| WHAT IS BEING ASKED |
Each entry below needs to be retyped exactly as given.

| Component data from apps and pages |

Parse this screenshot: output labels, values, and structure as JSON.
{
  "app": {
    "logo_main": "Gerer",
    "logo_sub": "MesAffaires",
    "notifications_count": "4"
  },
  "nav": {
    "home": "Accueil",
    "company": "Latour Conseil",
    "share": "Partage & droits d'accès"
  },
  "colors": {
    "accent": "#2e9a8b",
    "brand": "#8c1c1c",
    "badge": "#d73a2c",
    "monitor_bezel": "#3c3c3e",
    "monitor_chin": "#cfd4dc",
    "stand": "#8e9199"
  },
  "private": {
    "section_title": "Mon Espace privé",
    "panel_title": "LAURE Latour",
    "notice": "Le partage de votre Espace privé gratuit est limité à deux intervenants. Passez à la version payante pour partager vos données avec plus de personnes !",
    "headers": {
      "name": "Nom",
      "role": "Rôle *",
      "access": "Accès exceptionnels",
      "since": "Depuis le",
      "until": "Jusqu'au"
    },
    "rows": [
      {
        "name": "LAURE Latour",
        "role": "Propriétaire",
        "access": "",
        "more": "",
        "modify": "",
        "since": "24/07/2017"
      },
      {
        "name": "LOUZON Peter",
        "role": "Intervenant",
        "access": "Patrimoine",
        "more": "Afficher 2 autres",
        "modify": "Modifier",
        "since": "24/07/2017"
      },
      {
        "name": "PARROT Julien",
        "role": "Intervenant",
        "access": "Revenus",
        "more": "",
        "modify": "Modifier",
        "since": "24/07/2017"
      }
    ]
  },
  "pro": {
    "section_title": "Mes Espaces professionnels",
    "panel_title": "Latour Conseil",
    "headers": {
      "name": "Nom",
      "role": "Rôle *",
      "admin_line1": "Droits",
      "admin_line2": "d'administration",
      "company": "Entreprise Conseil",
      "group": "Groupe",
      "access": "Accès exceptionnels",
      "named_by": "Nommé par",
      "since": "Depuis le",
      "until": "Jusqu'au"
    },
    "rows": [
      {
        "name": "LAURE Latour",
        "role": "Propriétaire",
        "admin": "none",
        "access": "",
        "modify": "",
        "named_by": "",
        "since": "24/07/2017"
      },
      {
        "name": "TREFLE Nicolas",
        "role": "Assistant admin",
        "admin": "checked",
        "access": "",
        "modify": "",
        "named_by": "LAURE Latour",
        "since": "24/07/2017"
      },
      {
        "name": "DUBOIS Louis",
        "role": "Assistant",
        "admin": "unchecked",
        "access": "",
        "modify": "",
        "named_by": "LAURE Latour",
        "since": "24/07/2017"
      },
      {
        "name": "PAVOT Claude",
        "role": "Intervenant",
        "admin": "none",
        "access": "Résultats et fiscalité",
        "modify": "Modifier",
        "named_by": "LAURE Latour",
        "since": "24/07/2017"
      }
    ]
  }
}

| EXPECTED ANSWER |
Parse this screenshot: output labels, values, and structure as JSON.
{
  "app": {
    "logo_main": "Gerer",
    "logo_sub": "MesAffaires",
    "notifications_count": "4"
  },
  "nav": {
    "home": "Accueil",
    "company": "Latour Conseil",
    "share": "Partage & droits d'accès"
  },
  "colors": {
    "accent": "#2e9a8b",
    "brand": "#8c1c1c",
    "badge": "#d73a2c",
    "monitor_bezel": "#3c3c3e",
    "monitor_chin": "#cfd4dc",
    "stand": "#8e9199"
  },
  "private": {
    "section_title": "Mon Espace privé",
    "panel_title": "LAURE Latour",
    "notice": "Le partage de votre Espace privé gratuit est limité à deux intervenants. Passez à la version payante pour partager vos données avec plus de personnes !",
    "headers": {
      "name": "Nom",
      "role": "Rôle *",
      "access": "Accès exceptionnels",
      "since": "Depuis le",
      "until": "Jusqu'au"
    },
    "rows": [
      {
        "name": "LAURE Latour",
        "role": "Propriétaire",
        "access": "",
        "more": "",
        "modify": "",
        "since": "24/07/2017"
      },
      {
        "name": "LOUZON Peter",
        "role": "Intervenant",
        "access": "Patrimoine",
        "more": "Afficher 2 autres",
        "modify": "Modifier",
        "since": "24/07/2017"
      },
      {
        "name": "PARROT Julien",
        "role": "Intervenant",
        "access": "Revenus",
        "more": "",
        "modify": "Modifier",
        "since": "24/07/2017"
      }
    ]
  },
  "pro": {
    "section_title": "Mes Espaces professionnels",
    "panel_title": "Latour Conseil",
    "headers": {
      "name": "Nom",
      "role": "Rôle *",
      "admin_line1": "Droits",
      "admin_line2": "d'administration",
      "company": "Entreprise Conseil",
      "group": "Groupe",
      "access": "Accès exceptionnels",
      "named_by": "Nommé par",
      "since": "Depuis le",
      "until": "Jusqu'au"
    },
    "rows": [
      {
        "name": "LAURE Latour",
        "role": "Propriétaire",
        "admin": "none",
        "access": "",
        "modify": "",
        "named_by": "",
        "since": "24/07/2017"
      },
      {
        "name": "TREFLE Nicolas",
        "role": "Assistant admin",
        "admin": "checked",
        "access": "",
        "modify": "",
        "named_by": "LAURE Latour",
        "since": "24/07/2017"
      },
      {
        "name": "DUBOIS Louis",
        "role": "Assistant",
        "admin": "unchecked",
        "access": "",
        "modify": "",
        "named_by": "LAURE Latour",
        "since": "24/07/2017"
      },
      {
        "name": "PAVOT Claude",
        "role": "Intervenant",
        "admin": "none",
        "access": "Résultats et fiscalité",
        "modify": "Modifier",
        "named_by": "LAURE Latour",
        "since": "24/07/2017"
      }
    ]
  }
}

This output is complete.